Copy the listing exactly, images excluded.

Start of Material shown

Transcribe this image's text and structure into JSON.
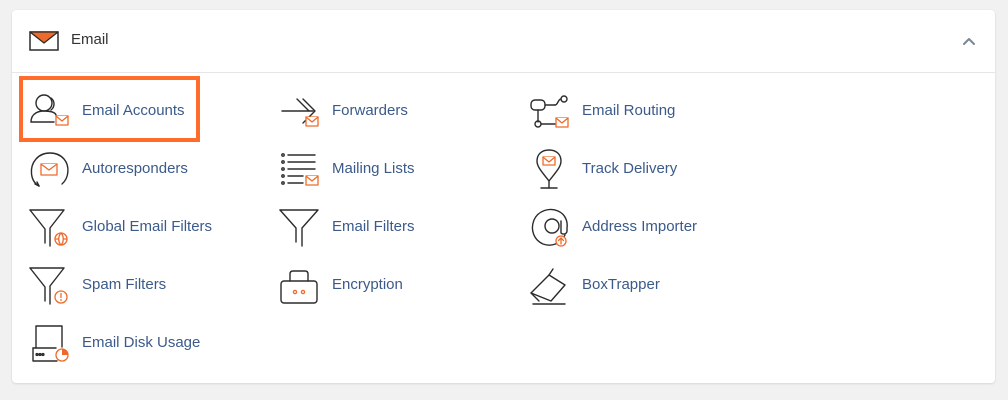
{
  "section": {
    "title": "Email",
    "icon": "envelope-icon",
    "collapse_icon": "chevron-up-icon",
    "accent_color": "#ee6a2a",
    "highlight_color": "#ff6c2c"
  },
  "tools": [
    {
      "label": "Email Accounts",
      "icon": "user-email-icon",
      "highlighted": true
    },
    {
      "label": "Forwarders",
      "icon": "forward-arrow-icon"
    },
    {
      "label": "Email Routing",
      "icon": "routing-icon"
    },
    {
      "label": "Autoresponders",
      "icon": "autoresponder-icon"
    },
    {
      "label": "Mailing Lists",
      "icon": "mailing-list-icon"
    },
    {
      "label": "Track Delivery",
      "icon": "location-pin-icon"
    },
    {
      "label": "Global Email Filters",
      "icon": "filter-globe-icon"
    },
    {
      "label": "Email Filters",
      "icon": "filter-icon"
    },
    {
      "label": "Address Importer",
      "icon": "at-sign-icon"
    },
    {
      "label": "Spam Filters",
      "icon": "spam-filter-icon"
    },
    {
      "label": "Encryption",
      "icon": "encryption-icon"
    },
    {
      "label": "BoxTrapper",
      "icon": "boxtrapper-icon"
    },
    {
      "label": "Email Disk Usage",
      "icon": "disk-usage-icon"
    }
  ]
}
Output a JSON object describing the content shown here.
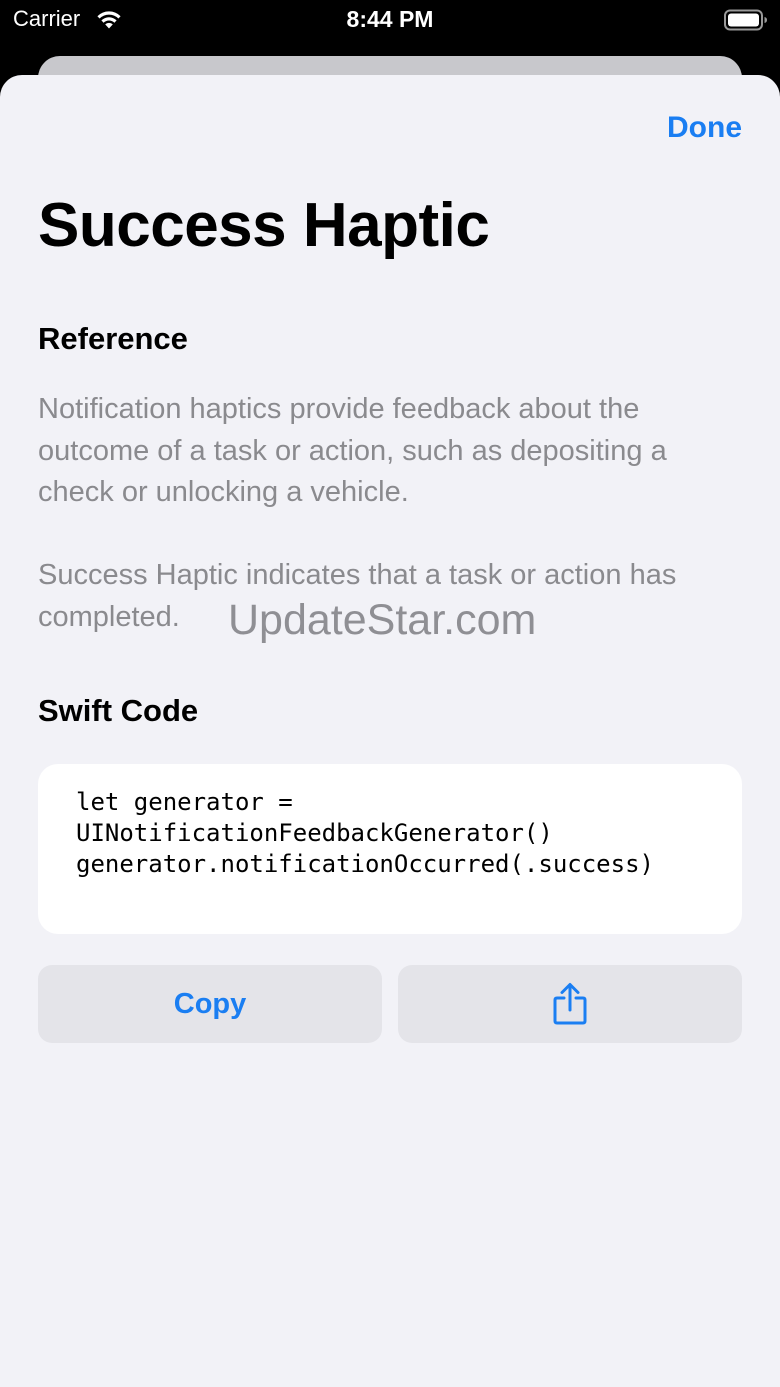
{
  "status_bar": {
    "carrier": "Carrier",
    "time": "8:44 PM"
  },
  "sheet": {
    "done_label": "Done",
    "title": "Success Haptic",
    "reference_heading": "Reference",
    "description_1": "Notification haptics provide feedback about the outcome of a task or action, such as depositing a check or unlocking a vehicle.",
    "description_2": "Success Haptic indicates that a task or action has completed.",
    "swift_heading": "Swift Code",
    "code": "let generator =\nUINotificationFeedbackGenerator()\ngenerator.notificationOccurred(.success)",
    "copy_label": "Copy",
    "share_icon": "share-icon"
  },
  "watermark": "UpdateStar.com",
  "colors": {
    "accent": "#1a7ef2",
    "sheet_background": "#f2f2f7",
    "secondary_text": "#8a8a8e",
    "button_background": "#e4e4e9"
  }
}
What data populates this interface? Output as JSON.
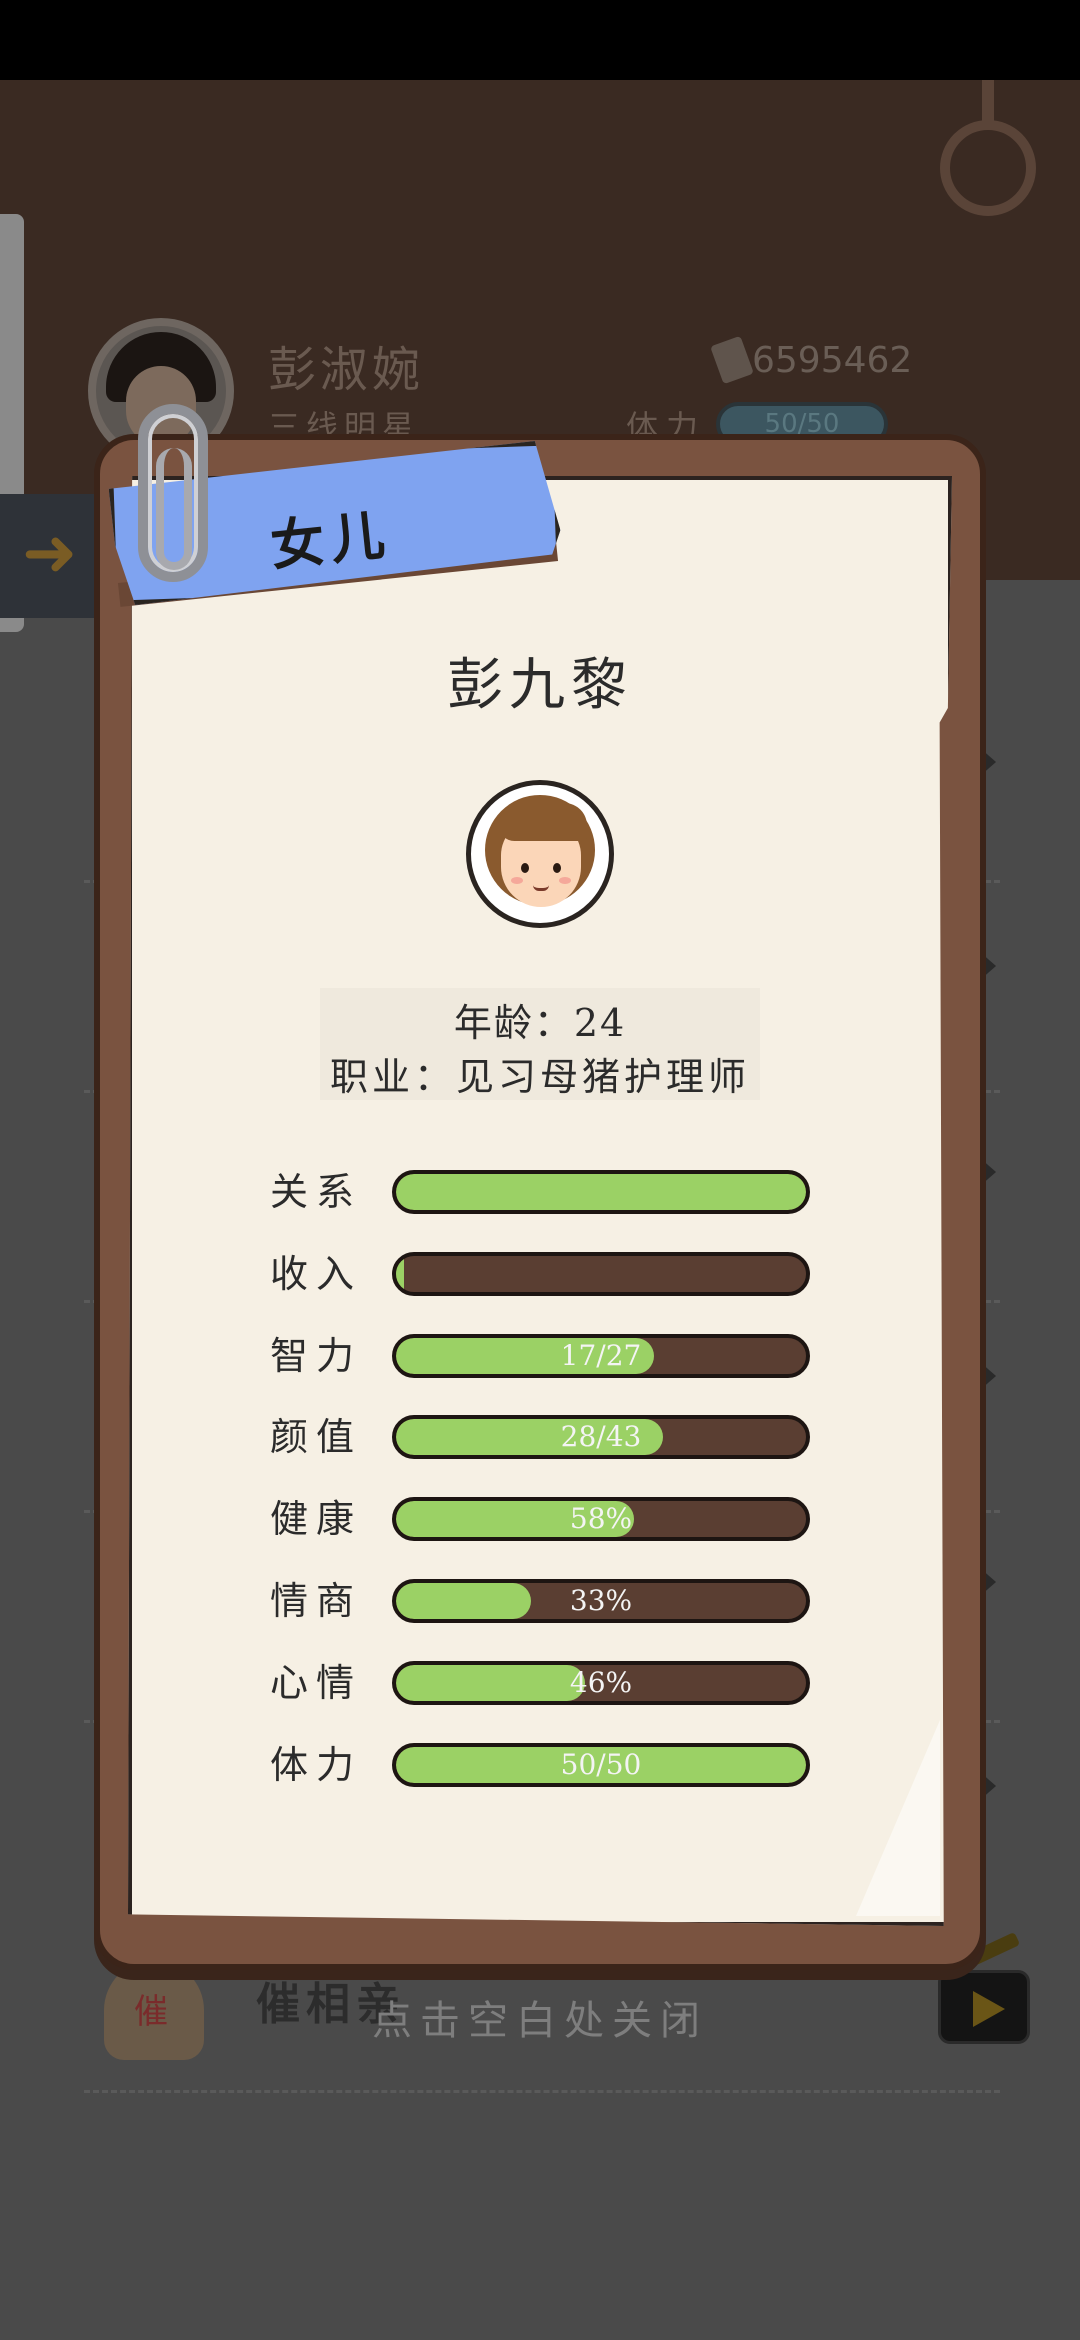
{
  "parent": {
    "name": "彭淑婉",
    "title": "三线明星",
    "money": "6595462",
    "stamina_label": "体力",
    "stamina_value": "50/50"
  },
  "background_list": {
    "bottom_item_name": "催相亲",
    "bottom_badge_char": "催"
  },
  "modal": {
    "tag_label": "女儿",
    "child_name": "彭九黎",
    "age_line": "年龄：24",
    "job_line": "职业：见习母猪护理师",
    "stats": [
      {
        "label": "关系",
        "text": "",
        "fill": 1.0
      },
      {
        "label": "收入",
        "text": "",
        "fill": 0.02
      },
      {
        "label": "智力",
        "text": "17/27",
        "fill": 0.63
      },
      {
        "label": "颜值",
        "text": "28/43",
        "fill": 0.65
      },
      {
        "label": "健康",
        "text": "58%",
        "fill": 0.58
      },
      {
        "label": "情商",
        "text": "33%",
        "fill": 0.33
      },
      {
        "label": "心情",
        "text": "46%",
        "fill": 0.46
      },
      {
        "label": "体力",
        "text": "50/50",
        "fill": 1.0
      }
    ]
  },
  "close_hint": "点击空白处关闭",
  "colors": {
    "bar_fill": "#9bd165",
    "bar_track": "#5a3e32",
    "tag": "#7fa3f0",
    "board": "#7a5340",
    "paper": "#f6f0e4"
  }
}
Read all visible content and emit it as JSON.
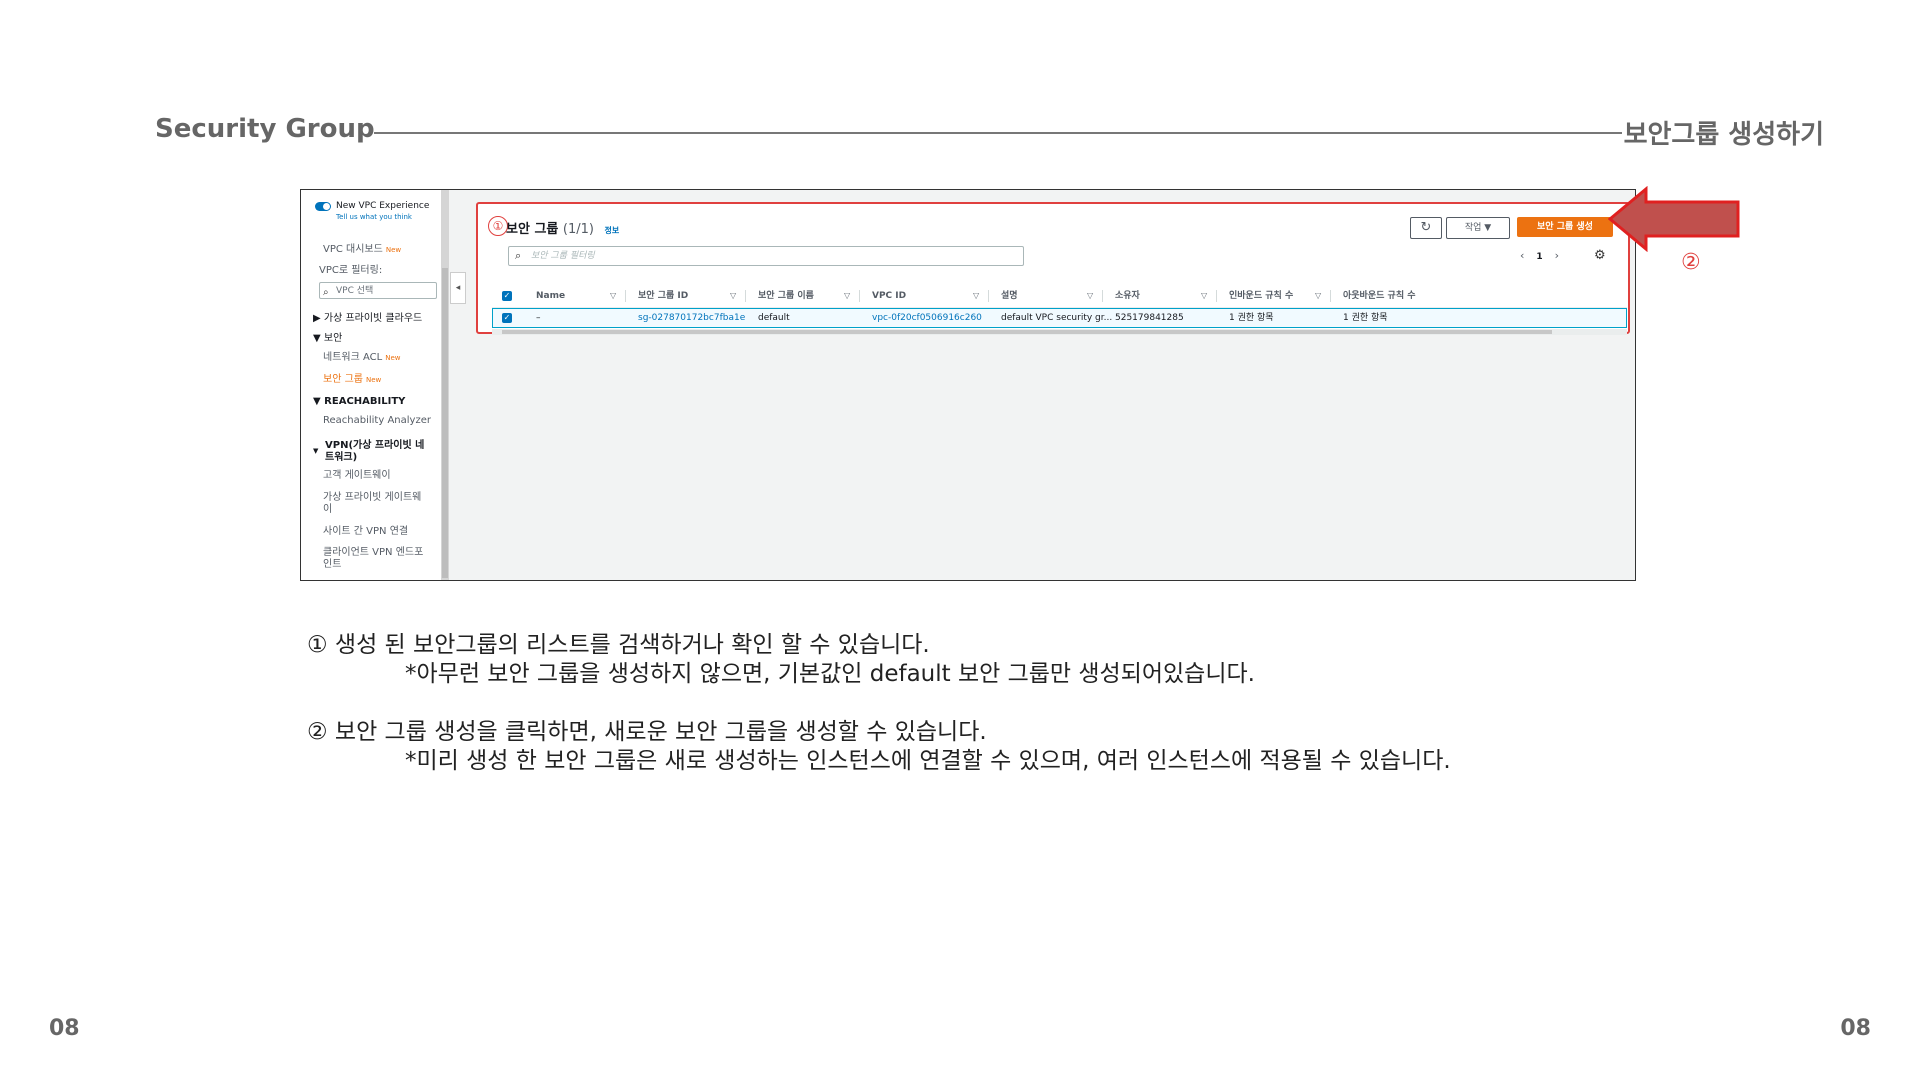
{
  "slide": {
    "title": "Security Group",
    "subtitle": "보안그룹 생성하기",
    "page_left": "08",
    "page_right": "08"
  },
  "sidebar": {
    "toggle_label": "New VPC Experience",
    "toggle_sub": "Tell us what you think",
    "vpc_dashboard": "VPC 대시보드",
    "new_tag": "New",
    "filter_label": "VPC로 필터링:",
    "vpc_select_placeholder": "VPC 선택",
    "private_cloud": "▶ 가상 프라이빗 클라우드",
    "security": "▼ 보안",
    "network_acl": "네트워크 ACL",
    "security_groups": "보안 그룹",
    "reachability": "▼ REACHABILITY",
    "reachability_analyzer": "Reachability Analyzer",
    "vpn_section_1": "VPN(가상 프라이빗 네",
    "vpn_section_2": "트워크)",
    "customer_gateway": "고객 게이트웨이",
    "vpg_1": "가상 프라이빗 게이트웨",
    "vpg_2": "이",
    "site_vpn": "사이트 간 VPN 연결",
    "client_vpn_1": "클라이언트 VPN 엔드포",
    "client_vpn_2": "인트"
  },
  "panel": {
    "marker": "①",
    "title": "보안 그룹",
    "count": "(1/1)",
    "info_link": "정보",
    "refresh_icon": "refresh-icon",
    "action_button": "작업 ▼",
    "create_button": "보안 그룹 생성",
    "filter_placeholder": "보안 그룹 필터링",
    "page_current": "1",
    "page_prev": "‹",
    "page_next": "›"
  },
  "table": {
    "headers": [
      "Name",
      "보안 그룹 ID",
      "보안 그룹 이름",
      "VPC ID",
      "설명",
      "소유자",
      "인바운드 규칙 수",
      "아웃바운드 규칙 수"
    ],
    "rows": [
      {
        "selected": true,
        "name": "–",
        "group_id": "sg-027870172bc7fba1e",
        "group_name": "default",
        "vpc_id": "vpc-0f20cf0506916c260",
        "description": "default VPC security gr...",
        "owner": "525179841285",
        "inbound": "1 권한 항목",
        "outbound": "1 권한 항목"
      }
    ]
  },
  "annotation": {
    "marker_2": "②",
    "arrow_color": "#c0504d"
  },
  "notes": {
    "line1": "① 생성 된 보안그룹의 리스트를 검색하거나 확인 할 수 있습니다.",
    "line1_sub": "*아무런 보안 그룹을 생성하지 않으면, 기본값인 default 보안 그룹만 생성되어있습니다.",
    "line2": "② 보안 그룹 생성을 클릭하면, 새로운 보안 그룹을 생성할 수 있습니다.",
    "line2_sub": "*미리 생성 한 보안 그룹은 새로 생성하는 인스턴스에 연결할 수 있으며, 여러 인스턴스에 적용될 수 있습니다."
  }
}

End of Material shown

Solution for this exercise:
Transcribe this image's text and structure into JSON.
{
  "section": {
    "title": "Email",
    "icon": "envelope-icon",
    "collapse_icon": "chevron-up-icon",
    "accent_color": "#ee6a2a",
    "highlight_color": "#ff6c2c"
  },
  "tools": [
    {
      "label": "Email Accounts",
      "icon": "user-email-icon",
      "highlighted": true
    },
    {
      "label": "Forwarders",
      "icon": "forward-arrow-icon"
    },
    {
      "label": "Email Routing",
      "icon": "routing-icon"
    },
    {
      "label": "Autoresponders",
      "icon": "autoresponder-icon"
    },
    {
      "label": "Mailing Lists",
      "icon": "mailing-list-icon"
    },
    {
      "label": "Track Delivery",
      "icon": "location-pin-icon"
    },
    {
      "label": "Global Email Filters",
      "icon": "filter-globe-icon"
    },
    {
      "label": "Email Filters",
      "icon": "filter-icon"
    },
    {
      "label": "Address Importer",
      "icon": "at-sign-icon"
    },
    {
      "label": "Spam Filters",
      "icon": "spam-filter-icon"
    },
    {
      "label": "Encryption",
      "icon": "encryption-icon"
    },
    {
      "label": "BoxTrapper",
      "icon": "boxtrapper-icon"
    },
    {
      "label": "Email Disk Usage",
      "icon": "disk-usage-icon"
    }
  ]
}
Output a JSON object describing the content shown here.
{
  "status_bar": {
    "carrier": "Carrier",
    "time": "8:44 PM"
  },
  "sheet": {
    "done_label": "Done",
    "title": "Success Haptic",
    "reference_heading": "Reference",
    "description_1": "Notification haptics provide feedback about the outcome of a task or action, such as depositing a check or unlocking a vehicle.",
    "description_2": "Success Haptic indicates that a task or action has completed.",
    "swift_heading": "Swift Code",
    "code": "let generator =\nUINotificationFeedbackGenerator()\ngenerator.notificationOccurred(.success)",
    "copy_label": "Copy",
    "share_icon": "share-icon"
  },
  "watermark": "UpdateStar.com",
  "colors": {
    "accent": "#1a7ef2",
    "sheet_background": "#f2f2f7",
    "secondary_text": "#8a8a8e",
    "button_background": "#e4e4e9"
  }
}
What data populates this interface? Output as JSON.
{
  "parent": {
    "name": "彭淑婉",
    "title": "三线明星",
    "money": "6595462",
    "stamina_label": "体力",
    "stamina_value": "50/50"
  },
  "background_list": {
    "bottom_item_name": "催相亲",
    "bottom_badge_char": "催"
  },
  "modal": {
    "tag_label": "女儿",
    "child_name": "彭九黎",
    "age_line": "年龄：24",
    "job_line": "职业：见习母猪护理师",
    "stats": [
      {
        "label": "关系",
        "text": "",
        "fill": 1.0
      },
      {
        "label": "收入",
        "text": "",
        "fill": 0.02
      },
      {
        "label": "智力",
        "text": "17/27",
        "fill": 0.63
      },
      {
        "label": "颜值",
        "text": "28/43",
        "fill": 0.65
      },
      {
        "label": "健康",
        "text": "58%",
        "fill": 0.58
      },
      {
        "label": "情商",
        "text": "33%",
        "fill": 0.33
      },
      {
        "label": "心情",
        "text": "46%",
        "fill": 0.46
      },
      {
        "label": "体力",
        "text": "50/50",
        "fill": 1.0
      }
    ]
  },
  "close_hint": "点击空白处关闭",
  "colors": {
    "bar_fill": "#9bd165",
    "bar_track": "#5a3e32",
    "tag": "#7fa3f0",
    "board": "#7a5340",
    "paper": "#f6f0e4"
  }
}
Read all visible content and emit it as JSON.
{
  "slide": {
    "title": "Security Group",
    "subtitle": "보안그룹 생성하기",
    "page_left": "08",
    "page_right": "08"
  },
  "sidebar": {
    "toggle_label": "New VPC Experience",
    "toggle_sub": "Tell us what you think",
    "vpc_dashboard": "VPC 대시보드",
    "new_tag": "New",
    "filter_label": "VPC로 필터링:",
    "vpc_select_placeholder": "VPC 선택",
    "private_cloud": "▶ 가상 프라이빗 클라우드",
    "security": "▼ 보안",
    "network_acl": "네트워크 ACL",
    "security_groups": "보안 그룹",
    "reachability": "▼ REACHABILITY",
    "reachability_analyzer": "Reachability Analyzer",
    "vpn_section_1": "VPN(가상 프라이빗 네",
    "vpn_section_2": "트워크)",
    "customer_gateway": "고객 게이트웨이",
    "vpg_1": "가상 프라이빗 게이트웨",
    "vpg_2": "이",
    "site_vpn": "사이트 간 VPN 연결",
    "client_vpn_1": "클라이언트 VPN 엔드포",
    "client_vpn_2": "인트"
  },
  "panel": {
    "marker": "①",
    "title": "보안 그룹",
    "count": "(1/1)",
    "info_link": "정보",
    "refresh_icon": "refresh-icon",
    "action_button": "작업 ▼",
    "create_button": "보안 그룹 생성",
    "filter_placeholder": "보안 그룹 필터링",
    "page_current": "1",
    "page_prev": "‹",
    "page_next": "›"
  },
  "table": {
    "headers": [
      "Name",
      "보안 그룹 ID",
      "보안 그룹 이름",
      "VPC ID",
      "설명",
      "소유자",
      "인바운드 규칙 수",
      "아웃바운드 규칙 수"
    ],
    "rows": [
      {
        "selected": true,
        "name": "–",
        "group_id": "sg-027870172bc7fba1e",
        "group_name": "default",
        "vpc_id": "vpc-0f20cf0506916c260",
        "description": "default VPC security gr...",
        "owner": "525179841285",
        "inbound": "1 권한 항목",
        "outbound": "1 권한 항목"
      }
    ]
  },
  "annotation": {
    "marker_2": "②",
    "arrow_color": "#c0504d"
  },
  "notes": {
    "line1": "① 생성 된 보안그룹의 리스트를 검색하거나 확인 할 수 있습니다.",
    "line1_sub": "*아무런 보안 그룹을 생성하지 않으면, 기본값인 default 보안 그룹만 생성되어있습니다.",
    "line2": "② 보안 그룹 생성을 클릭하면, 새로운 보안 그룹을 생성할 수 있습니다.",
    "line2_sub": "*미리 생성 한 보안 그룹은 새로 생성하는 인스턴스에 연결할 수 있으며, 여러 인스턴스에 적용될 수 있습니다."
  }
}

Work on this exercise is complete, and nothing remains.